- Opening Delimiter -
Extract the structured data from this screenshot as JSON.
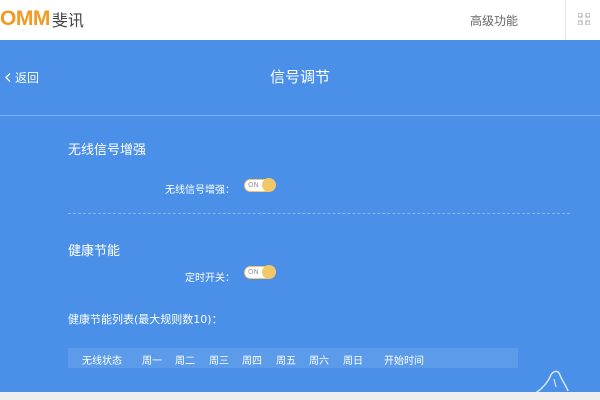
{
  "header": {
    "logo_mark": "OMM",
    "logo_text": "斐讯",
    "advanced_label": "高级功能",
    "menu_icon": "grid-icon"
  },
  "page": {
    "back_label": "返回",
    "back_icon": "chevron-left-icon",
    "title": "信号调节"
  },
  "wireless": {
    "section_title": "无线信号增强",
    "toggle_label": "无线信号增强：",
    "toggle_state": "ON"
  },
  "health": {
    "section_title": "健康节能",
    "timer_label": "定时开关：",
    "timer_state": "ON",
    "list_title": "健康节能列表(最大规则数10)：",
    "columns": [
      "无线状态",
      "周一",
      "周二",
      "周三",
      "周四",
      "周五",
      "周六",
      "周日",
      "开始时间"
    ]
  },
  "colors": {
    "panel_bg": "#4a90e8",
    "brand_orange": "#f29a21",
    "toggle_on": "#f1c76a"
  }
}
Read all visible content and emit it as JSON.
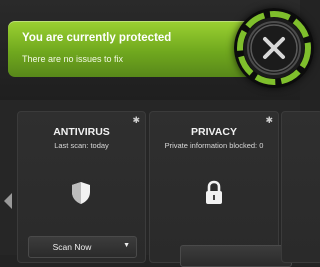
{
  "status": {
    "title": "You are currently protected",
    "subtitle": "There are no issues to fix"
  },
  "badge": {
    "icon": "tools-icon"
  },
  "tiles": [
    {
      "title": "ANTIVIRUS",
      "subtitle": "Last scan: today",
      "icon": "shield-icon",
      "settings_icon": "gear-icon",
      "button_label": "Scan Now",
      "button_icon": "chevron-down-icon"
    },
    {
      "title": "PRIVACY",
      "subtitle": "Private information blocked: 0",
      "icon": "lock-icon",
      "settings_icon": "gear-icon"
    }
  ],
  "nav": {
    "left_icon": "arrow-left-icon"
  },
  "colors": {
    "accent_green": "#8cc63f",
    "banner_dark_green": "#58881a",
    "background": "#232323",
    "tile": "#2f2f2f"
  }
}
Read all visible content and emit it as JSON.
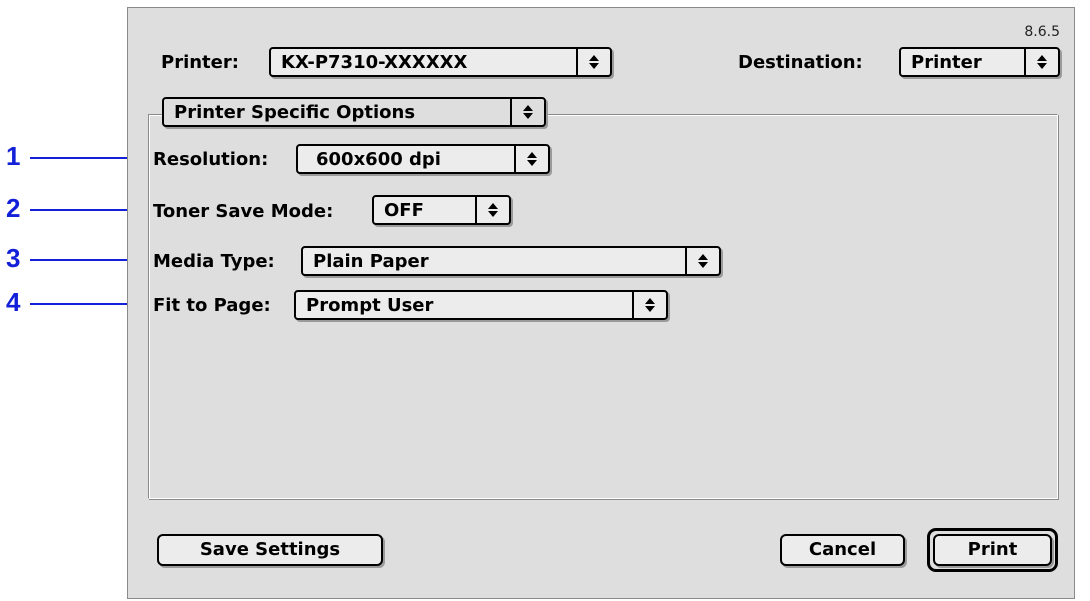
{
  "dialog": {
    "version": "8.6.5",
    "printer_label": "Printer:",
    "printer_value": "KX-P7310-XXXXXX",
    "destination_label": "Destination:",
    "destination_value": "Printer",
    "panel_value": "Printer Specific Options",
    "options": {
      "resolution_label": "Resolution:",
      "resolution_value": "600x600 dpi",
      "toner_label": "Toner Save Mode:",
      "toner_value": "OFF",
      "media_label": "Media Type:",
      "media_value": "Plain Paper",
      "fit_label": "Fit to Page:",
      "fit_value": "Prompt User"
    },
    "buttons": {
      "save_settings": "Save Settings",
      "cancel": "Cancel",
      "print": "Print"
    }
  },
  "callouts": [
    "1",
    "2",
    "3",
    "4"
  ],
  "colors": {
    "callout": "#1220d8",
    "dialog_bg": "#dedede"
  }
}
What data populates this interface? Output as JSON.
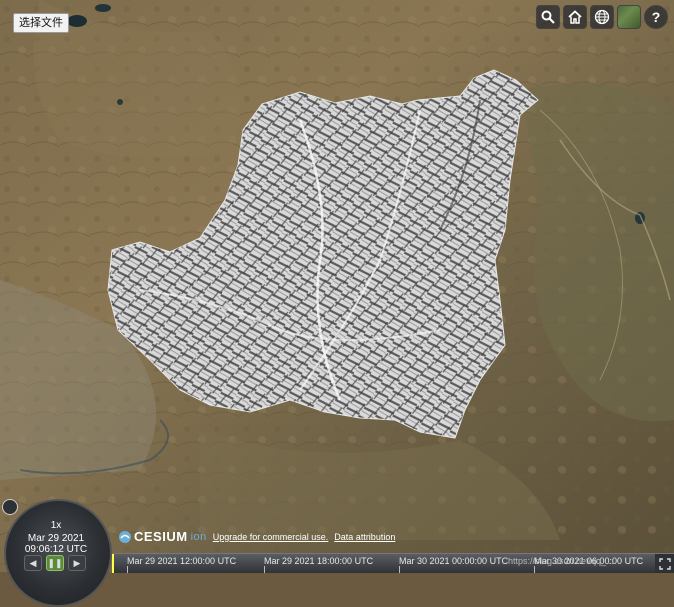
{
  "file_button": {
    "label": "选择文件"
  },
  "toolbar": {
    "search_icon": "search-icon",
    "home_icon": "home-icon",
    "globe_icon": "globe-icon",
    "imagery_icon": "imagery-icon",
    "help_label": "?"
  },
  "animation": {
    "speed": "1x",
    "date": "Mar 29 2021",
    "time": "09:06:12 UTC"
  },
  "credits": {
    "logo_text": "CESIUM",
    "logo_suffix": "ion",
    "upgrade_link": "Upgrade for commercial use.",
    "data_attribution": "Data attribution"
  },
  "timeline": {
    "labels": [
      "Mar 29 2021 12:00:00 UTC",
      "Mar 29 2021 18:00:00 UTC",
      "Mar 30 2021 00:00:00 UTC",
      "Mar 30 2021 06:00:00 UTC"
    ]
  },
  "watermark": "https://blog.csdn.net/qq_..."
}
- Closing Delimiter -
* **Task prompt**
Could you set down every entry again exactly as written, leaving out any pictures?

* **Response area**
Extract the structured data from this screenshot as JSON.
{
  "header": {
    "logo_mark": "OMM",
    "logo_text": "斐讯",
    "advanced_label": "高级功能",
    "menu_icon": "grid-icon"
  },
  "page": {
    "back_label": "返回",
    "back_icon": "chevron-left-icon",
    "title": "信号调节"
  },
  "wireless": {
    "section_title": "无线信号增强",
    "toggle_label": "无线信号增强：",
    "toggle_state": "ON"
  },
  "health": {
    "section_title": "健康节能",
    "timer_label": "定时开关：",
    "timer_state": "ON",
    "list_title": "健康节能列表(最大规则数10)：",
    "columns": [
      "无线状态",
      "周一",
      "周二",
      "周三",
      "周四",
      "周五",
      "周六",
      "周日",
      "开始时间"
    ]
  },
  "colors": {
    "panel_bg": "#4a90e8",
    "brand_orange": "#f29a21",
    "toggle_on": "#f1c76a"
  }
}
Read all visible content and emit it as JSON.
{
  "status": {
    "title": "You are currently protected",
    "subtitle": "There are no issues to fix"
  },
  "badge": {
    "icon": "tools-icon"
  },
  "tiles": [
    {
      "title": "ANTIVIRUS",
      "subtitle": "Last scan: today",
      "icon": "shield-icon",
      "settings_icon": "gear-icon",
      "button_label": "Scan Now",
      "button_icon": "chevron-down-icon"
    },
    {
      "title": "PRIVACY",
      "subtitle": "Private information blocked: 0",
      "icon": "lock-icon",
      "settings_icon": "gear-icon"
    }
  ],
  "nav": {
    "left_icon": "arrow-left-icon"
  },
  "colors": {
    "accent_green": "#8cc63f",
    "banner_dark_green": "#58881a",
    "background": "#232323",
    "tile": "#2f2f2f"
  }
}
Read all visible content and emit it as JSON.
{
  "dialog": {
    "version": "8.6.5",
    "printer_label": "Printer:",
    "printer_value": "KX-P7310-XXXXXX",
    "destination_label": "Destination:",
    "destination_value": "Printer",
    "panel_value": "Printer Specific Options",
    "options": {
      "resolution_label": "Resolution:",
      "resolution_value": "600x600 dpi",
      "toner_label": "Toner Save Mode:",
      "toner_value": "OFF",
      "media_label": "Media Type:",
      "media_value": "Plain Paper",
      "fit_label": "Fit to Page:",
      "fit_value": "Prompt User"
    },
    "buttons": {
      "save_settings": "Save Settings",
      "cancel": "Cancel",
      "print": "Print"
    }
  },
  "callouts": [
    "1",
    "2",
    "3",
    "4"
  ],
  "colors": {
    "callout": "#1220d8",
    "dialog_bg": "#dedede"
  }
}
What data populates this interface? Output as JSON.
{
  "file_button": {
    "label": "选择文件"
  },
  "toolbar": {
    "search_icon": "search-icon",
    "home_icon": "home-icon",
    "globe_icon": "globe-icon",
    "imagery_icon": "imagery-icon",
    "help_label": "?"
  },
  "animation": {
    "speed": "1x",
    "date": "Mar 29 2021",
    "time": "09:06:12 UTC"
  },
  "credits": {
    "logo_text": "CESIUM",
    "logo_suffix": "ion",
    "upgrade_link": "Upgrade for commercial use.",
    "data_attribution": "Data attribution"
  },
  "timeline": {
    "labels": [
      "Mar 29 2021 12:00:00 UTC",
      "Mar 29 2021 18:00:00 UTC",
      "Mar 30 2021 00:00:00 UTC",
      "Mar 30 2021 06:00:00 UTC"
    ]
  },
  "watermark": "https://blog.csdn.net/qq_..."
}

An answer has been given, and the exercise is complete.